The current United Nations Secretary-General, António Guterres, has given momentum to the reform of the peacebuilding architecture and proposes that emphasis be given to prevention, with measures to avoid the outbreak of crisis and readdress the importance of the principles enshrined in the United Nations Charter. For Guterres, prevention must be applied across the three pillars of the United Nations (peace and security, human rights and development) by adopting the following measures: a) strengthening preventive diplomacy (reinforcing UN’s mediation capacity); b) regarding the 2030 Agenda and the “sustaining peace” as essential to long-term prevention; c) reinforcing partnerships with governments, regional organizations, international financial institutions, civil society, the academia and the private sector, and d) implementing reforms to avoid the fragmentation of the UN work (by grouping the three pillars in a horizontal fashion and integrating each one of them vertically – from prevention to conflict resolution, from peacebuilding to sustainable development)
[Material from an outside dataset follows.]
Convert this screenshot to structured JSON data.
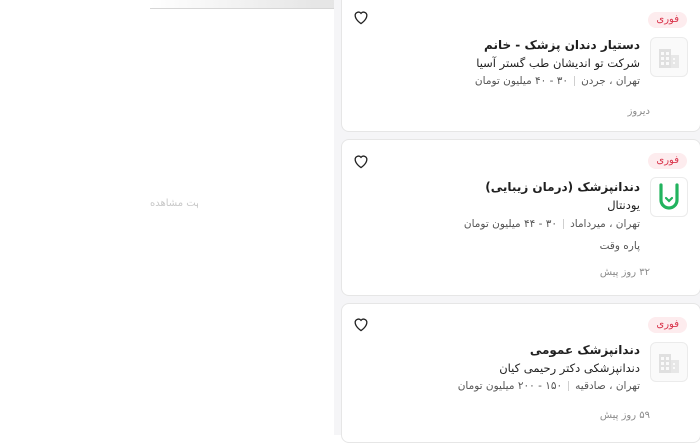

Brazil is a member of the Group of Friends of Sustaining Peace at the United Nations General Assembly, which offers opportunities for discussing issues concerning lasting peace.
Brazil believes that actions to consolidate and sustain peace must be guided by the following principles: a) national ownership, with activities in line with national priorities and strategies; b) strengthening of national capacities; c) strengthening of the role of women; d) overcoming the sequential view between conflict prevention and peacekeeping and peacebuilding, so as to integrate sustaining peace initiatives into peacekeeping operations mandates from the outset.
Brazil promotes the strengthening of PBC ties with other UN bodies – particularly with the Security Council – with the aim to stress an holistic perspective in the treatment of the root causes of conflicts and the challenges facing countries recently emerging from those scenarios.
With a view to promoting coordination among peacekeeping and peacebuilding activities, Brazil has sought to increase the participation of civil experts in UN missions, in areas including public safety, border control, fight against drug trafficking, electoral systems, correctional systems and public administration. Brazil also endorses the central role of women in these initiatives, especially concerning reconciliation, conflict prevention and economic revitalization.